> [YOUR OBJECTIVE]
The complete listing that follows is to be set down again, exactly as it appears.

☆ ☆ ☆ ☆ ☆

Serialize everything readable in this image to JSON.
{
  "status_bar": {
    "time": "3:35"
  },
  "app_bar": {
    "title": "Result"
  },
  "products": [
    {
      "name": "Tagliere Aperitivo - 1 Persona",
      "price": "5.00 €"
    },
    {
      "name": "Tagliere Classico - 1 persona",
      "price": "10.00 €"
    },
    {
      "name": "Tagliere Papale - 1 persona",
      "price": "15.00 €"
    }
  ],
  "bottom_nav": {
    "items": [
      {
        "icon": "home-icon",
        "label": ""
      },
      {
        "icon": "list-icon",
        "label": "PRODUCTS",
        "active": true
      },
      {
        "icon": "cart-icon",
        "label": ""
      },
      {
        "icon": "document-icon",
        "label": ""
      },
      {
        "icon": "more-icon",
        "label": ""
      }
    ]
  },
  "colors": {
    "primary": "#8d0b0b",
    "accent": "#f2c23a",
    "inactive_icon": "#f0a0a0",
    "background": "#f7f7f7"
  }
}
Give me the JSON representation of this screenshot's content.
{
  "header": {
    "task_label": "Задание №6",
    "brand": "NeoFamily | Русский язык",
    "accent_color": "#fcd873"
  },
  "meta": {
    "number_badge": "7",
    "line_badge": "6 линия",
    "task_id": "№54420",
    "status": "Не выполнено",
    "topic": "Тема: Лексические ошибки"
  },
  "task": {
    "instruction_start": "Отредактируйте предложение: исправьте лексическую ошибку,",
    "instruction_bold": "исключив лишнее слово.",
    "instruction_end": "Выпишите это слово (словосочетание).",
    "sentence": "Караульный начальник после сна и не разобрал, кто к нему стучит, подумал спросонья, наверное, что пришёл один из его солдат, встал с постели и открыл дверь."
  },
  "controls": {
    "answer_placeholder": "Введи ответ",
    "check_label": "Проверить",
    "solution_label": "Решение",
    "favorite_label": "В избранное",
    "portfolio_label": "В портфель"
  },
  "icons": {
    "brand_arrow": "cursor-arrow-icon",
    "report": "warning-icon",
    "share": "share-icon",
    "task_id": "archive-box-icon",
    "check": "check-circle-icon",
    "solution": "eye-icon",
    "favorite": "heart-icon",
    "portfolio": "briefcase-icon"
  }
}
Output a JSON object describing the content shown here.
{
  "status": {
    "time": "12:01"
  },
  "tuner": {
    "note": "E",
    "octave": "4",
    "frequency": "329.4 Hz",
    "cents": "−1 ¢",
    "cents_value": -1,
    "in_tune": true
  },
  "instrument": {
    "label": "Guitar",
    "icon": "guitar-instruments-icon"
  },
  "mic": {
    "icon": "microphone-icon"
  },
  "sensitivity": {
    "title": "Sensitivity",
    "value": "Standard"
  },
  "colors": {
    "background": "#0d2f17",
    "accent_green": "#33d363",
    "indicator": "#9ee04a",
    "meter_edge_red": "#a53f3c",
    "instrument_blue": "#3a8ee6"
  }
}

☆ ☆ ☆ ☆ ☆

> [OUTPUT FOR THIS EXERCISE]
Serialize everything readable in this image to JSON.
{
  "status_bar": {
    "time": "3:35"
  },
  "app_bar": {
    "title": "Result"
  },
  "products": [
    {
      "name": "Tagliere Aperitivo - 1 Persona",
      "price": "5.00 €"
    },
    {
      "name": "Tagliere Classico - 1 persona",
      "price": "10.00 €"
    },
    {
      "name": "Tagliere Papale - 1 persona",
      "price": "15.00 €"
    }
  ],
  "bottom_nav": {
    "items": [
      {
        "icon": "home-icon",
        "label": ""
      },
      {
        "icon": "list-icon",
        "label": "PRODUCTS",
        "active": true
      },
      {
        "icon": "cart-icon",
        "label": ""
      },
      {
        "icon": "document-icon",
        "label": ""
      },
      {
        "icon": "more-icon",
        "label": ""
      }
    ]
  },
  "colors": {
    "primary": "#8d0b0b",
    "accent": "#f2c23a",
    "inactive_icon": "#f0a0a0",
    "background": "#f7f7f7"
  }
}
Give me the JSON representation of this screenshot's content.
{
  "header": {
    "task_label": "Задание №6",
    "brand": "NeoFamily | Русский язык",
    "accent_color": "#fcd873"
  },
  "meta": {
    "number_badge": "7",
    "line_badge": "6 линия",
    "task_id": "№54420",
    "status": "Не выполнено",
    "topic": "Тема: Лексические ошибки"
  },
  "task": {
    "instruction_start": "Отредактируйте предложение: исправьте лексическую ошибку,",
    "instruction_bold": "исключив лишнее слово.",
    "instruction_end": "Выпишите это слово (словосочетание).",
    "sentence": "Караульный начальник после сна и не разобрал, кто к нему стучит, подумал спросонья, наверное, что пришёл один из его солдат, встал с постели и открыл дверь."
  },
  "controls": {
    "answer_placeholder": "Введи ответ",
    "check_label": "Проверить",
    "solution_label": "Решение",
    "favorite_label": "В избранное",
    "portfolio_label": "В портфель"
  },
  "icons": {
    "brand_arrow": "cursor-arrow-icon",
    "report": "warning-icon",
    "share": "share-icon",
    "task_id": "archive-box-icon",
    "check": "check-circle-icon",
    "solution": "eye-icon",
    "favorite": "heart-icon",
    "portfolio": "briefcase-icon"
  }
}
Output a JSON object describing the content shown here.
{
  "status": {
    "time": "12:01"
  },
  "tuner": {
    "note": "E",
    "octave": "4",
    "frequency": "329.4 Hz",
    "cents": "−1 ¢",
    "cents_value": -1,
    "in_tune": true
  },
  "instrument": {
    "label": "Guitar",
    "icon": "guitar-instruments-icon"
  },
  "mic": {
    "icon": "microphone-icon"
  },
  "sensitivity": {
    "title": "Sensitivity",
    "value": "Standard"
  },
  "colors": {
    "background": "#0d2f17",
    "accent_green": "#33d363",
    "indicator": "#9ee04a",
    "meter_edge_red": "#a53f3c",
    "instrument_blue": "#3a8ee6"
  }
}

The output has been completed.